Authorization and Spoofing

The choice of an unpredictable string sent in a plaintext message is controversial. Security professionals point out that third-parties can either intercept or deduce the string. This is particularly true given that the advice provided by discussions of the API indicate that the unpredictable string should be generated by applying an MD5 hash to the device's MAC address. (Thus, if a third-party knows the MAC address of a management device, that third-party is able to forge commands as that device.) It is recommended that devices generate a version 4 UUID for this purpose.

All things being equal, encrypted traffic is preferrable to plaintext traffic -- even in a home network. However, "correctly" encrypting traffic comes at a cost, not in terms of computational overhead but in terms of provisioning confidence. Specifically, current consumer encryption technologies require proper key management discipline. The current state of home networking makes this a rare event.

Accordingly, the approach taken by the Philips Hue API is a reasonable compromise providing that two assumptions are true:

Unauthorized Disclosure of Bridge information

The nUPnP service relies on the source IP address of incoming traffic in order to determine what information to disclose. It is possible for source addresses to be spoofed and for the return traffic to be intercepted.

However, unless the third-party also has a presence on the home network, this information is of arguable utility. (Of course, if the third-party does have a presence on the home network, there may be no need to spoof unless the home network administrator has configured packet filtering.)

In more detail

The most comprehensive public discussion of potential security issues with the Philips Hue was released in a August, 2013 blog post by Nitesh Dhanjani.

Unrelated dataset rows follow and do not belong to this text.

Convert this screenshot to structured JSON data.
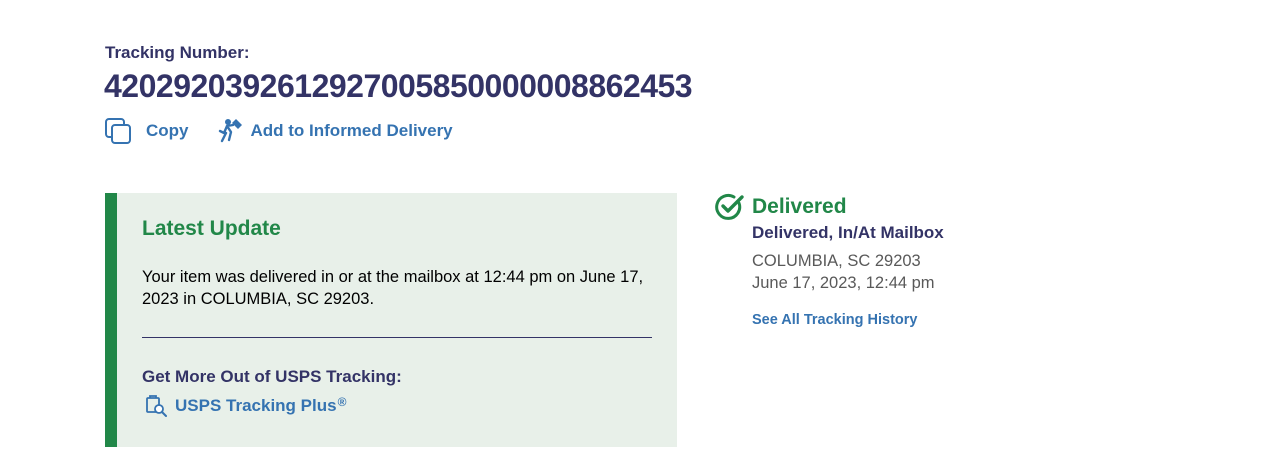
{
  "tracking": {
    "label": "Tracking Number:",
    "number": "4202920392612927005850000008862453"
  },
  "actions": {
    "copy": "Copy",
    "informed": "Add to Informed Delivery"
  },
  "latest": {
    "title": "Latest Update",
    "text": "Your item was delivered in or at the mailbox at 12:44 pm on June 17, 2023 in COLUMBIA, SC 29203.",
    "more_title": "Get More Out of USPS Tracking:",
    "plus_label": "USPS Tracking Plus",
    "plus_mark": "®"
  },
  "status": {
    "title": "Delivered",
    "detail": "Delivered, In/At Mailbox",
    "location": "COLUMBIA, SC 29203",
    "date": "June 17, 2023, 12:44 pm",
    "history_link": "See All Tracking History"
  },
  "colors": {
    "navy": "#333366",
    "link_blue": "#3573b1",
    "success_green": "#218748",
    "panel_bg": "#e8f0e9"
  },
  "icons": [
    "copy-icon",
    "mail-carrier-icon",
    "package-search-icon",
    "check-circle-icon"
  ]
}
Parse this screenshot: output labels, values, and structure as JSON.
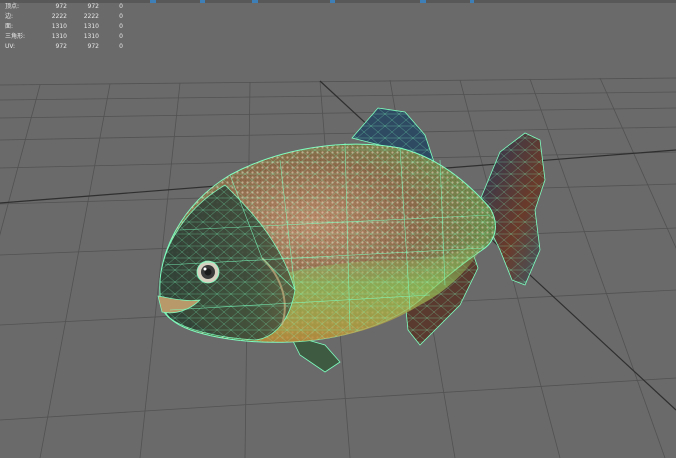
{
  "viewport": {
    "background": "#6a6a6a",
    "grid_color": "#4a4a4a",
    "axis_color": "#2e2e2e",
    "wireframe_color": "#7dffc0",
    "model": "piranha-fish-icon"
  },
  "stats": {
    "rows": [
      {
        "label": "顶点:",
        "v1": "972",
        "v2": "972",
        "v3": "0"
      },
      {
        "label": "边:",
        "v1": "2222",
        "v2": "2222",
        "v3": "0"
      },
      {
        "label": "面:",
        "v1": "1310",
        "v2": "1310",
        "v3": "0"
      },
      {
        "label": "三角形:",
        "v1": "1310",
        "v2": "1310",
        "v3": "0"
      },
      {
        "label": "UV:",
        "v1": "972",
        "v2": "972",
        "v3": "0"
      }
    ]
  }
}
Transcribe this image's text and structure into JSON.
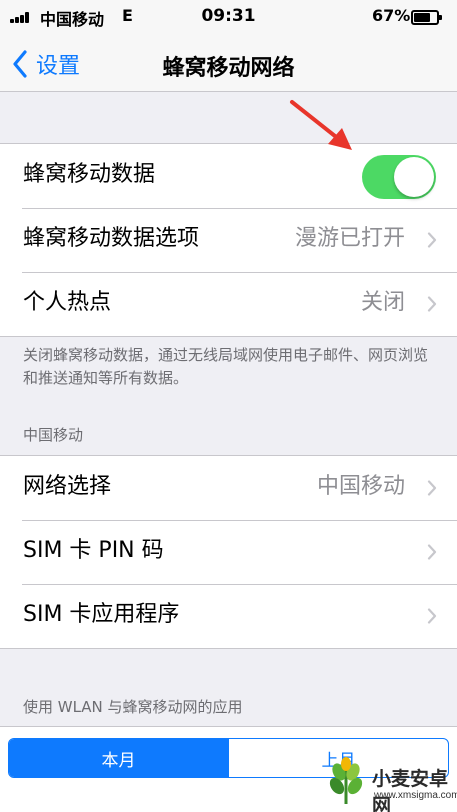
{
  "status_bar": {
    "carrier": "中国移动",
    "network": "E",
    "time": "09:31",
    "battery_percent": "67%",
    "battery_level": 0.67
  },
  "nav": {
    "back_label": "设置",
    "title": "蜂窝移动网络"
  },
  "group1": {
    "cellular_data_label": "蜂窝移动数据",
    "cellular_data_on": true,
    "data_options_label": "蜂窝移动数据选项",
    "data_options_value": "漫游已打开",
    "hotspot_label": "个人热点",
    "hotspot_value": "关闭"
  },
  "footnote": "关闭蜂窝移动数据，通过无线局域网使用电子邮件、网页浏览和推送通知等所有数据。",
  "carrier_section": {
    "header": "中国移动",
    "network_select_label": "网络选择",
    "network_select_value": "中国移动",
    "sim_pin_label": "SIM 卡 PIN 码",
    "sim_apps_label": "SIM 卡应用程序"
  },
  "usage_section": {
    "header": "使用 WLAN 与蜂窝移动网的应用",
    "segments": [
      "本月",
      "上月"
    ],
    "selected_segment": "本月"
  },
  "watermark": {
    "title": "小麦安卓网",
    "url": "www.xmsigma.com"
  },
  "colors": {
    "accent": "#0e7afe",
    "toggle_on": "#4cd964",
    "annotation_arrow": "#e8352b"
  }
}
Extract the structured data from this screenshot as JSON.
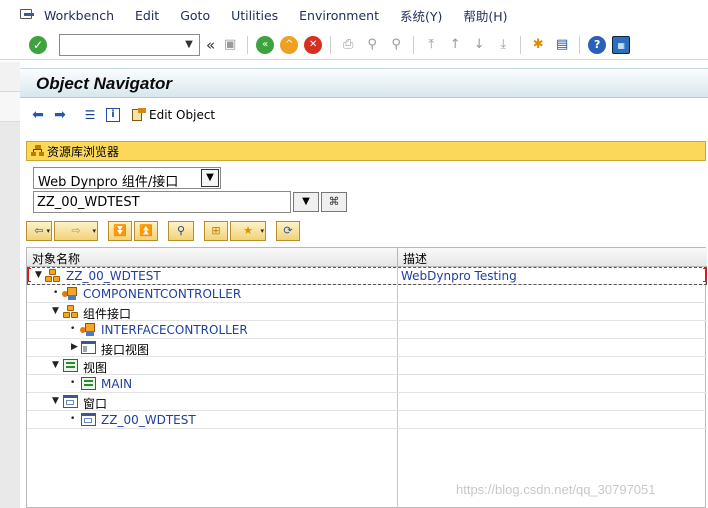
{
  "menubar": {
    "items": [
      "Workbench",
      "Edit",
      "Goto",
      "Utilities",
      "Environment",
      "系统(Y)",
      "帮助(H)"
    ]
  },
  "toolbar": {
    "command_value": "",
    "double_arrow": "«"
  },
  "title": "Object Navigator",
  "apptoolbar": {
    "edit_object_label": "Edit Object"
  },
  "repository": {
    "label": "资源库浏览器",
    "object_type": "Web Dynpro 组件/接口",
    "object_name": "ZZ_00_WDTEST"
  },
  "tree": {
    "col_name": "对象名称",
    "col_desc": "描述",
    "rows": [
      {
        "label": "ZZ_00_WDTEST",
        "desc": "WebDynpro Testing",
        "icon": "component-icon",
        "toggle": "▼"
      },
      {
        "label": "COMPONENTCONTROLLER",
        "desc": "",
        "icon": "controller-icon",
        "toggle": "•"
      },
      {
        "label": "组件接口",
        "desc": "",
        "icon": "component-interface-icon",
        "toggle": "▼"
      },
      {
        "label": "INTERFACECONTROLLER",
        "desc": "",
        "icon": "controller-icon",
        "toggle": "•"
      },
      {
        "label": "接口视图",
        "desc": "",
        "icon": "interface-view-icon",
        "toggle": "▶"
      },
      {
        "label": "视图",
        "desc": "",
        "icon": "view-folder-icon",
        "toggle": "▼"
      },
      {
        "label": "MAIN",
        "desc": "",
        "icon": "view-icon",
        "toggle": "•"
      },
      {
        "label": "窗口",
        "desc": "",
        "icon": "window-folder-icon",
        "toggle": "▼"
      },
      {
        "label": "ZZ_00_WDTEST",
        "desc": "",
        "icon": "window-icon",
        "toggle": "•"
      }
    ]
  },
  "watermark": "https://blog.csdn.net/qq_30797051"
}
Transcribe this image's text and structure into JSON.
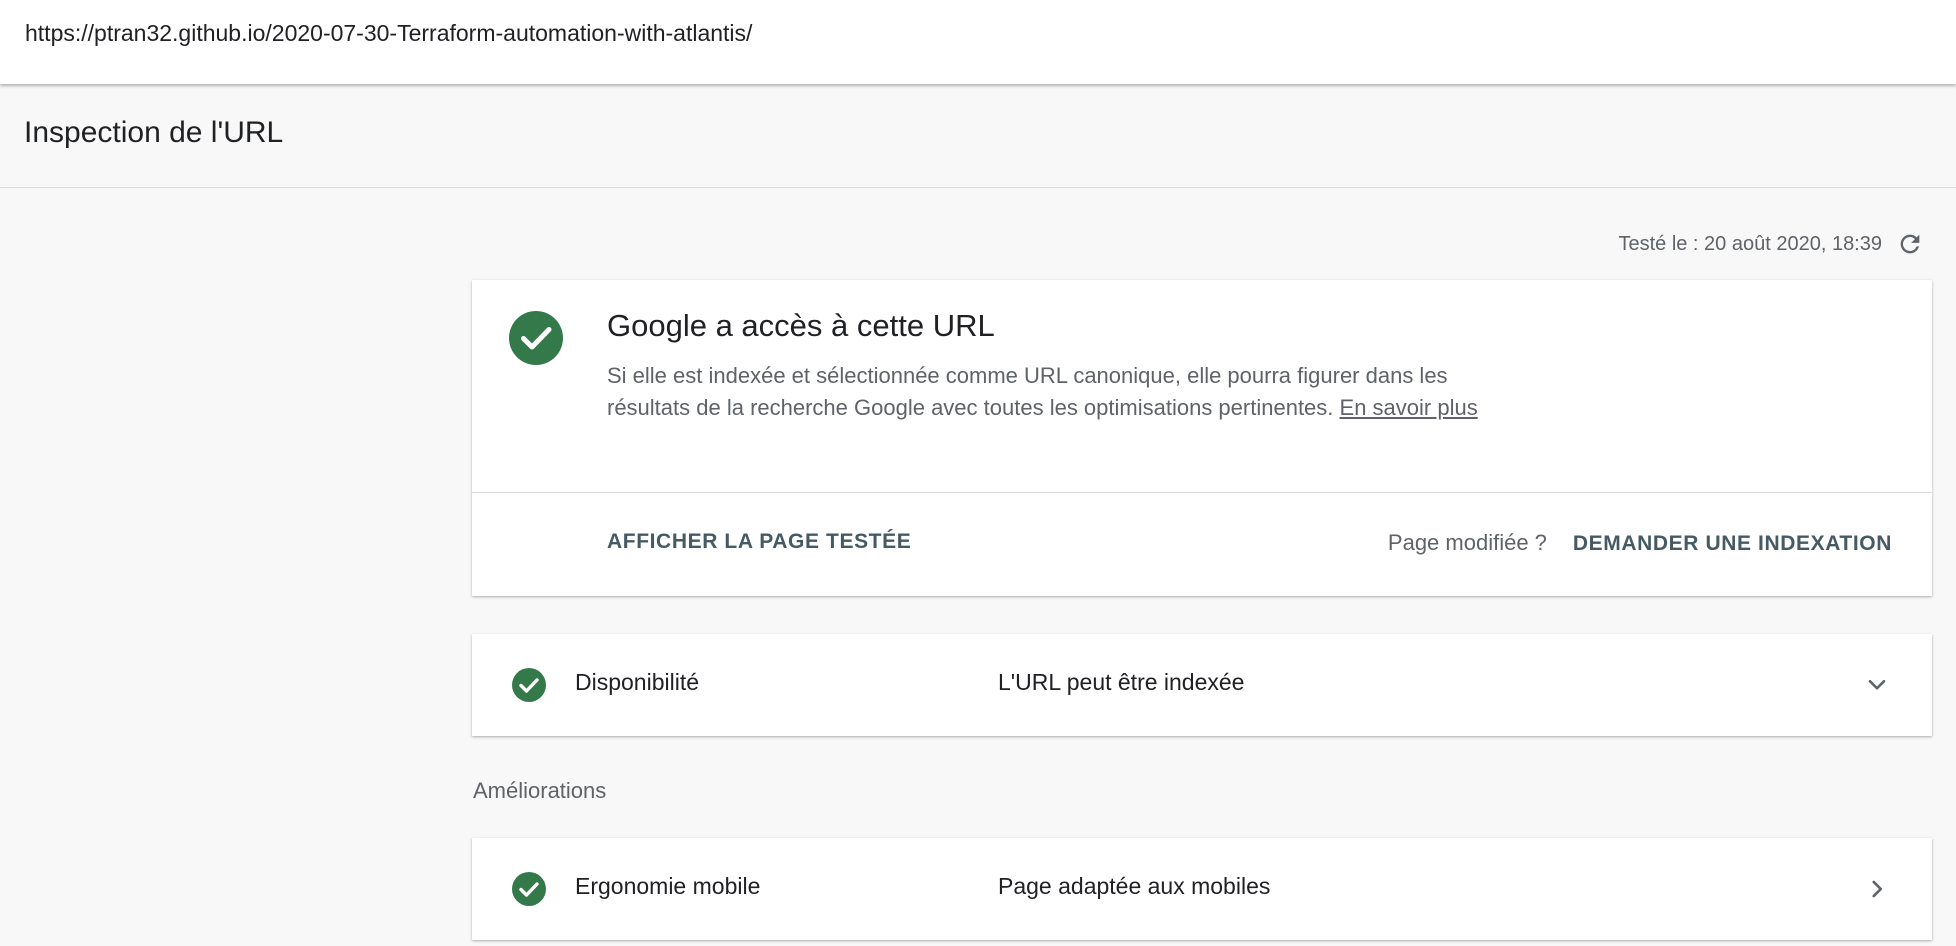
{
  "address_bar": {
    "url": "https://ptran32.github.io/2020-07-30-Terraform-automation-with-atlantis/"
  },
  "header": {
    "title": "Inspection de l'URL"
  },
  "test_info": {
    "tested_label": "Testé le : 20 août 2020, 18:39",
    "refresh_icon": "refresh-icon"
  },
  "main_card": {
    "status_icon": "check-circle-icon",
    "headline": "Google a accès à cette URL",
    "description": "Si elle est indexée et sélectionnée comme URL canonique, elle pourra figurer dans les résultats de la recherche Google avec toutes les optimisations pertinentes.",
    "learn_more": "En savoir plus",
    "view_tested_page": "AFFICHER LA PAGE TESTÉE",
    "page_modified": "Page modifiée ?",
    "request_indexing": "DEMANDER UNE INDEXATION"
  },
  "availability": {
    "status_icon": "check-circle-icon",
    "label": "Disponibilité",
    "value": "L'URL peut être indexée",
    "chevron_icon": "chevron-down-icon"
  },
  "enhancements": {
    "section_label": "Améliorations",
    "items": [
      {
        "status_icon": "check-circle-icon",
        "label": "Ergonomie mobile",
        "value": "Page adaptée aux mobiles",
        "chevron_icon": "chevron-right-icon"
      }
    ]
  },
  "colors": {
    "success_green": "#34794a",
    "action_text": "#455a64",
    "secondary_text": "#5f6368",
    "page_background": "#f8f8f8"
  }
}
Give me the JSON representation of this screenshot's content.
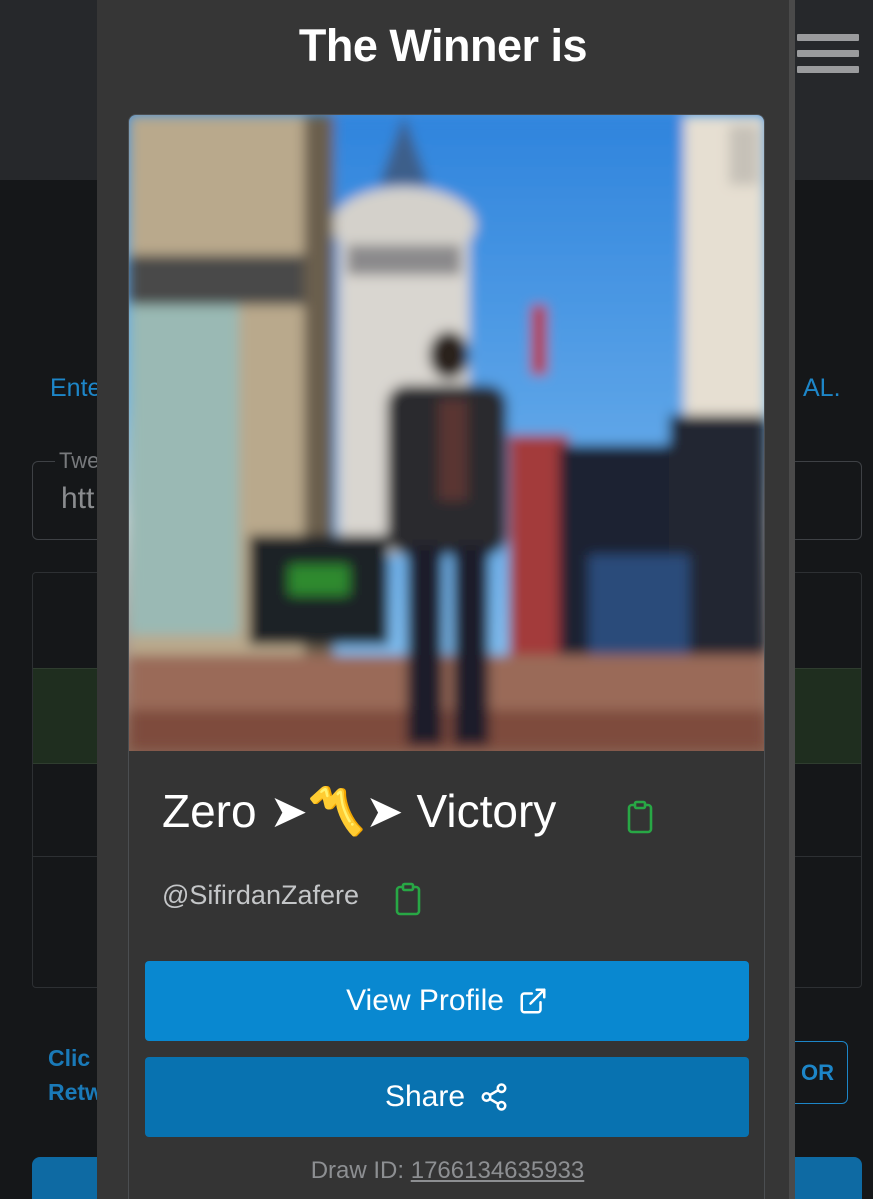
{
  "background": {
    "enter_text": "Ente",
    "al_text": "AL.",
    "input_label": "Twe",
    "input_value": "htt",
    "click_text_line1": "Clic",
    "click_text_line2": "Retw",
    "or_button_label": "OR"
  },
  "modal": {
    "title": "The Winner is",
    "winner_name": "Zero ➤〽️➤ Victory",
    "winner_handle": "@SifirdanZafere",
    "view_profile_label": "View Profile",
    "share_label": "Share",
    "draw_id_label": "Draw ID:",
    "draw_id_value": "1766134635933"
  },
  "colors": {
    "accent_blue": "#0988d0",
    "share_blue": "#0872b0",
    "copy_icon_green": "#28a745",
    "modal_bg": "#363636"
  },
  "icons": {
    "menu": "hamburger-icon",
    "copy": "clipboard-icon",
    "external": "external-link-icon",
    "share": "share-icon"
  }
}
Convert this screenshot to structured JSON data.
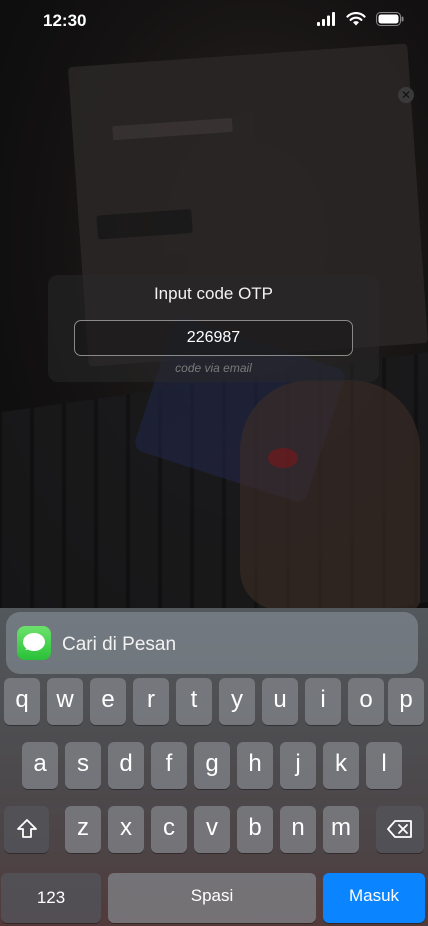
{
  "status_bar": {
    "time": "12:30"
  },
  "otp": {
    "title": "Input code OTP",
    "value": "226987",
    "hint": "code via email"
  },
  "keyboard": {
    "suggestion": {
      "icon": "messages-app-icon",
      "label": "Cari di Pesan"
    },
    "row1": [
      "q",
      "w",
      "e",
      "r",
      "t",
      "y",
      "u",
      "i",
      "o",
      "p"
    ],
    "row2": [
      "a",
      "s",
      "d",
      "f",
      "g",
      "h",
      "j",
      "k",
      "l"
    ],
    "row3": [
      "z",
      "x",
      "c",
      "v",
      "b",
      "n",
      "m"
    ],
    "numbers_label": "123",
    "space_label": "Spasi",
    "enter_label": "Masuk"
  },
  "colors": {
    "accent": "#0a84ff",
    "messages_green": "#34c759"
  }
}
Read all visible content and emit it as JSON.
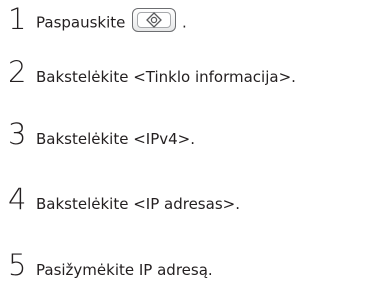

Associated with the post is a paper describing his analysis.


The Philips Hue is the first-to-market network lighting system for consumers. Although the initial version of the iOS app did lack some polish, the current version is fairly described as both usable and powerful.

The API provided by the bridge is easily described as best-in-market. Current and future implementors would do well to take note of the design trade-offs in the Philips' design. The widespread implementation of the API by numerous third-party developers confirms this advice.

To be the clear best-of-market product, we require good applications, an excellent API, multiple API implementations, and great hardware. We believe that the Philips Hue system meets these criteria quite handily.


A bridge is purchased as a part of a "Hue starter pack" that also contains three bulbs. These bulbs are factory-paried to the bridge. Although this is a convenience; as of this writing, if one of these bulbs becomes non-operational, then the bridge must be factory reset in order to remove the pairing information from the bridge. To avoid this situation: factory reset the bridge prior to installation and then pair the three bulbs manually.

Finally, as far as is known, Philips has not documented the Zigbee exchanges between the bridge and the bulbs; accordingly, only the REST/JSON API should be used to control the bulbs.

Photographs (courtesy of thefirstack)
00Philips Hue box
01Philips Hue bulb
01aThe bulb in a lamp fixture after 30min (in C)
01bThe bulb in a lamp fixture after 30min (in F)
02The bulb with diffuser removed
03The bulb with diffuser removed (being held)
04The bulb with diffuser removed (plastic shield over LED PCB removed)
05The bulb with diffuser and plastic shield removed (being held)
06The bulb with LED board removed, showing the Aluminium heat spreader below
06aClose up of the LED board
06bMacro of the LED board
06cMacro of the LED board
07The bulb with the Aluminium heat spreader removed
08The interior of the bulb, with the networking board (left) and power board (right) encased in silicone
09The exterior Aluminium shielding torn back to expost the silicone encased boards
10Aluminium and silicone removed to show the two boards back-to-back
11The power board in-situ
12The networking board in-situ
13The power board in-situ (alternative view)
14The networking board in-situ (alternative view)
15The networking board
16The networking board (back)
17Macro of the CC2530 chip
18Extreme macro of the CC2530 chip
19Networking board (left) and LED board (right)